If there is one word that comes to mind repeatedly during excursions into the Highlands of Iceland, it is Strangeness. Here, among the last great wilderness areas outside of the polar extremes, you are often met by sights that connoisseurs of the cliché are wont to describe as “surreal.”
This series aims to collect a new class of visual objects under one umbrella. These are not the familiar attractions spelled out on the map – the dreamlike mountains, lava fields, volcanic craters, waterfalls, lakes, and rivers – that define Hálendið (“The Highlands”). Rather, these are transient landforms or an innominate tranche of the landscape that, under certain conditions, make you think you are under the spell of Photoshop sorcery.
Last month we came upon a Strangeness near Rauðufossafjöll.
This final image provides context for the two images above. Notice the small informal parking lot (top centre-right of the frame) used by hikers.
Can you say a little more about how the feature arises?
I don’t know the explanation for this particular landform (most likely there is a hot spring underneath). However, this area lies squarely within the regime of the Torfajökull glacial volcano system which is a complex of sub-glacial volcanoes that are still active. The land underneath is geologically alive and the resulting processes lead to many features that are shockingly strange. Eg. Rauðauga, featured in a post here on this blog.
Very curious. Thank you for sharing.
Sometimes the beauty of desolate places reminds one of where our planet came from. Beautiful compositions Rajan!
Thank you, Dan.
You need a highly trained eye to spot and cull out that ‘eye’ among that scenic chaos. Great work, bravo!
I don’t disagree. 🙂
Not photoshop sorcery.
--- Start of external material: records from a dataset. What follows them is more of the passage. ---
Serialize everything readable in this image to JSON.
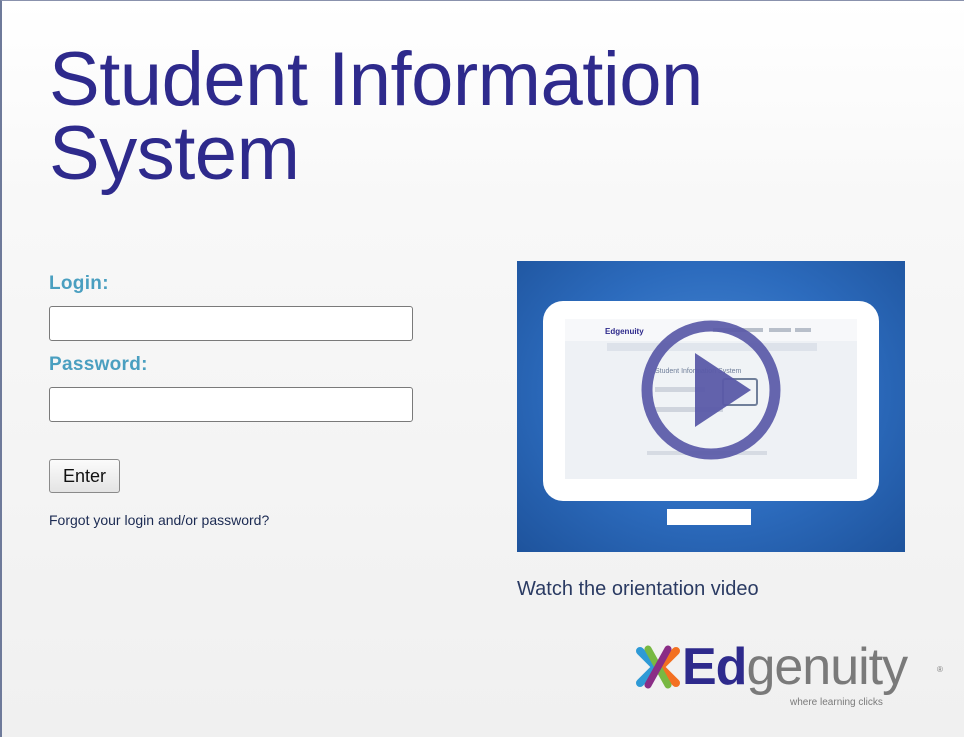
{
  "page": {
    "title_line1": "Student Information",
    "title_line2": "System"
  },
  "login_form": {
    "login_label": "Login:",
    "login_value": "",
    "password_label": "Password:",
    "password_value": "",
    "enter_label": "Enter",
    "forgot_link": "Forgot your login and/or password?"
  },
  "video": {
    "thumbnail_icon": "play-icon",
    "caption": "Watch the orientation video",
    "screen_brand": "Edgenuity",
    "screen_heading": "Student Information System"
  },
  "brand": {
    "logo_prefix": "Ed",
    "logo_suffix": "genuity",
    "trademark": "®",
    "tagline": "where learning clicks",
    "colors": {
      "title": "#2e2a8c",
      "label": "#4a9fc0",
      "logo_blue": "#2e2a8c",
      "logo_gray": "#7a7a7a"
    }
  }
}
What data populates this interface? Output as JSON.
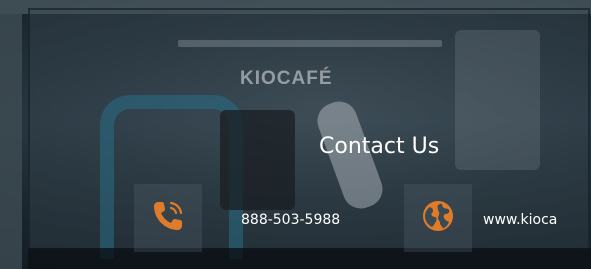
{
  "brand": {
    "logo_text": "KIOCAFÉ"
  },
  "contact": {
    "title": "Contact Us",
    "phone": {
      "icon": "phone-icon",
      "text": "888-503-5988"
    },
    "website": {
      "icon": "globe-icon",
      "text": "www.kioca"
    }
  },
  "colors": {
    "accent_orange": "#e07b2a",
    "text": "#ffffff"
  }
}
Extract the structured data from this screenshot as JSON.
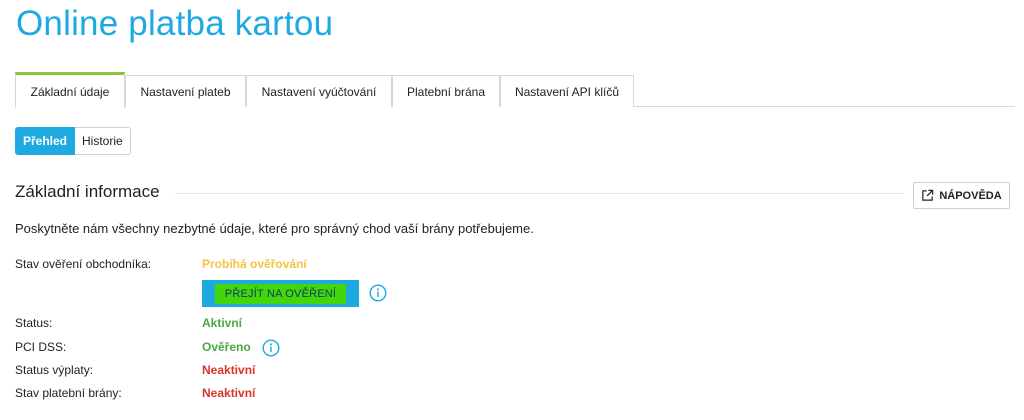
{
  "page": {
    "title": "Online platba kartou"
  },
  "tabs": [
    {
      "label": "Základní údaje",
      "active": true
    },
    {
      "label": "Nastavení plateb",
      "active": false
    },
    {
      "label": "Nastavení vyúčtování",
      "active": false
    },
    {
      "label": "Platební brána",
      "active": false
    },
    {
      "label": "Nastavení API klíčů",
      "active": false
    }
  ],
  "subtabs": [
    {
      "label": "Přehled",
      "active": true
    },
    {
      "label": "Historie",
      "active": false
    }
  ],
  "section": {
    "title": "Základní informace",
    "help_label": "NÁPOVĚDA",
    "intro": "Poskytněte nám všechny nezbytné údaje, které pro správný chod vaší brány potřebujeme."
  },
  "rows": {
    "merchant_verification": {
      "label": "Stav ověření obchodníka:",
      "value": "Probíhá ověřování"
    },
    "verify_button": "PŘEJÍT NA OVĚŘENÍ",
    "status": {
      "label": "Status:",
      "value": "Aktivní"
    },
    "pci": {
      "label": "PCI DSS:",
      "value": "Ověřeno"
    },
    "payout": {
      "label": "Status výplaty:",
      "value": "Neaktivní"
    },
    "gateway": {
      "label": "Stav platební brány:",
      "value": "Neaktivní"
    }
  },
  "colors": {
    "accent": "#1fa9e1",
    "tab_active_border": "#8bc53f",
    "pending": "#f5c242",
    "active": "#4aa843",
    "inactive": "#d9342b",
    "highlight": "#43d60a"
  },
  "icons": {
    "help": "external-link-icon",
    "info": "info-icon"
  }
}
This is the work of the devil herself. I can almost smell the Sulphur in the crater.
Yes, the devil’s workshop is an apt description.